The proper training in sedation and who should administer it during ERCP still unknown.
Endoscopic retrograde cholangiopancreatography (ERCP) is a procedure used in the treatment of pancreato-biliary disease. Despite advances in technique and equipment, ERCP complications occur and can be significant. ERCP is traditionally performed with patients in prone position (PP). However, this poses a potentially increased risk of anaesthetic complications. An alternative position is the left lateral decubitus (LL) position, which is the most common position for endoscopic procedures. As there is currently no data comparing LL with PP and their success and complication rates, we conducted a study to show that LL positi...
The use of anesthesia for ERCP has evolved substantially in recent years. Historically, ERCP was performed with the use of moderate (conscious) sedation administered by gastroenterologists using opiates, analgesics, or long-acting benzodiazepines, with or without adjunctive agents such as droperidol or diphenhydramine. The use of conscious sedation for ERCP has largely been abandoned. The longer procedure times associated with ERCP lead to greater cumulative doses of benzodiazepines and opiates to maintain adequate sedation.
We read with interest the article by Bukhari et al1 on a comparative trial of EUS-guided gastrogastrostomy-assisted ERCP (EUS-GG-ERCP) versus enteroscopy-assisted ERCP (e-ERCP) in patients with Roux-en-Y gastric bypass (RYGB) under general anesthesia. In EUS-GG-ERCP, a duodenoscope was passed through the gastrogastrostomy (GG) created by a lume n-apposing metallic stent (LAMS) into the excluded stomach. Although the authors concluded that EUS-GG-ERCP may be superior to e-ERCP in RYGB patients, the main drawback of EUS-GG-ERCP is to require 4 procedural sessions (GG creation, ERCP, LAMS removal with GG closure, and co...
We read with interest the article by Abbas et al1 on a large multicenter study of laparoscopy-assisted ERCP in patients with Roux-en-Y gastric bypass (RYGB) because of the impossibility of performing standard ERCP. They reported their outcomes after laparoscopic access to the remnant stomach with the patient under general anesthesia. The duod enoscope was inserted through the indwelling trocar into the stomach. ERCP was performed with 98% diagnostic success, 98% therapeutic success, and 18% adverse events (92% mild/moderate and 8% severe).
ERCP is a complex procedure and often performed in patients at high risk for sedation-related adverse events (SRAE). However, there is no current standard of care with regard to mode of sedation and airway management during ERCP. The aim of this study was to assess the safety of general endotracheal anesthesia (GEA) versus propofol-based monitored anesthesia care without endotracheal intubation (MAC) in patients undergoing ERCP at high risk for SRAE.

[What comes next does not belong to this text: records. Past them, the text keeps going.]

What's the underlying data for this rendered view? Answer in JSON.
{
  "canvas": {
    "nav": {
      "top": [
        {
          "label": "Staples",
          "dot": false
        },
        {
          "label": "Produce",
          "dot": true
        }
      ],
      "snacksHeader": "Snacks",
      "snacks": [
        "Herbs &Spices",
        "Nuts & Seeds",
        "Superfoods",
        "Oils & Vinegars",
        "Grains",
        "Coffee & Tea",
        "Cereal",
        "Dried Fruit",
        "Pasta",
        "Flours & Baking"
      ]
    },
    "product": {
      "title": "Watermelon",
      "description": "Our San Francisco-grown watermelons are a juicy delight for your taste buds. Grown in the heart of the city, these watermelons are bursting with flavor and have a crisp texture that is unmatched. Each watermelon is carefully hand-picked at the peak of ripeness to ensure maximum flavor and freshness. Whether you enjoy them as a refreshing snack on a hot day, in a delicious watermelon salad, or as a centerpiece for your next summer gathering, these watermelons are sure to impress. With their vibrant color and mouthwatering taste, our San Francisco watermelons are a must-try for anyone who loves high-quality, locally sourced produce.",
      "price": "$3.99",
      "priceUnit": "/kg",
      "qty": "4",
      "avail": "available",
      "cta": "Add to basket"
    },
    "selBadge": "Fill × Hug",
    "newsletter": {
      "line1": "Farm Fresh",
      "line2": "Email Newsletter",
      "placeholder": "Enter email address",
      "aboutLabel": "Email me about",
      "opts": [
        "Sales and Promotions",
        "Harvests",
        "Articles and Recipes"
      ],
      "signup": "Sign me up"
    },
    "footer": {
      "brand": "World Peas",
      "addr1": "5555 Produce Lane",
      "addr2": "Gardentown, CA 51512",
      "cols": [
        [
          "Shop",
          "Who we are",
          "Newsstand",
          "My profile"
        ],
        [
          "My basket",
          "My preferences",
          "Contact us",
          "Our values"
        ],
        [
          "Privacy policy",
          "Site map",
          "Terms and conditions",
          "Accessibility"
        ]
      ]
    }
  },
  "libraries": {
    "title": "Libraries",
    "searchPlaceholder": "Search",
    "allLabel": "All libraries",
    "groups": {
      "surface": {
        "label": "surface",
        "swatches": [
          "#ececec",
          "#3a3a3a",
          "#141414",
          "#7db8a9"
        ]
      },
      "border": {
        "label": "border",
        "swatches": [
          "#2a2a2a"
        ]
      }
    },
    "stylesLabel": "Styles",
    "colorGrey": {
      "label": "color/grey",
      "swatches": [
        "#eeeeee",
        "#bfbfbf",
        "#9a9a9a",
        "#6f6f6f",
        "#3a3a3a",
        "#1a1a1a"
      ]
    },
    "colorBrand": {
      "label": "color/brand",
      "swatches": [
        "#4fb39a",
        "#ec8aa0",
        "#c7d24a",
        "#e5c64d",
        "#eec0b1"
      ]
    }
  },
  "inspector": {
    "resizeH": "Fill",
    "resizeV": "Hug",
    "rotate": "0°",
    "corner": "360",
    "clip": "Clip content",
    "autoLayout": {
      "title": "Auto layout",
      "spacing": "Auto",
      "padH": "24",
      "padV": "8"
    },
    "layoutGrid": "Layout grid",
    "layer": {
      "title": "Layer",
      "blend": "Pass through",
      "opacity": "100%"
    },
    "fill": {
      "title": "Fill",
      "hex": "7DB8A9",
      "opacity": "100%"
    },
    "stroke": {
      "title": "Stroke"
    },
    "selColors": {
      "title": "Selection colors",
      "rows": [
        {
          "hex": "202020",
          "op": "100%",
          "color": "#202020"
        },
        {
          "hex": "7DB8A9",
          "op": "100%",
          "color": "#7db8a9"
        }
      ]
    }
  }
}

ERCP is a complex procedure and often performed in patients at high risk for sedation-related adverse events (SRAEs). However, there is no current standard of care with regard to mode of sedation and airway management during ERCP. The aim of this study was to assess the safety of general endotracheal anesthesia (GEA) versus propofol-based monitored anesthesia care (MAC) without endotracheal intubation in patients undergoing ERCP at high risk for SRAEs.
Conclusions Ocular-radiation exposure to ERCP personnel was one-third lower in the prone than in LLD position. Therefore, more annual ERCPs could be performed by the personnel. [...] © Georg Thieme Verlag KG Stuttgart · New YorkArticle in Thieme eJournals: Table of contents | Abstract | open access Full text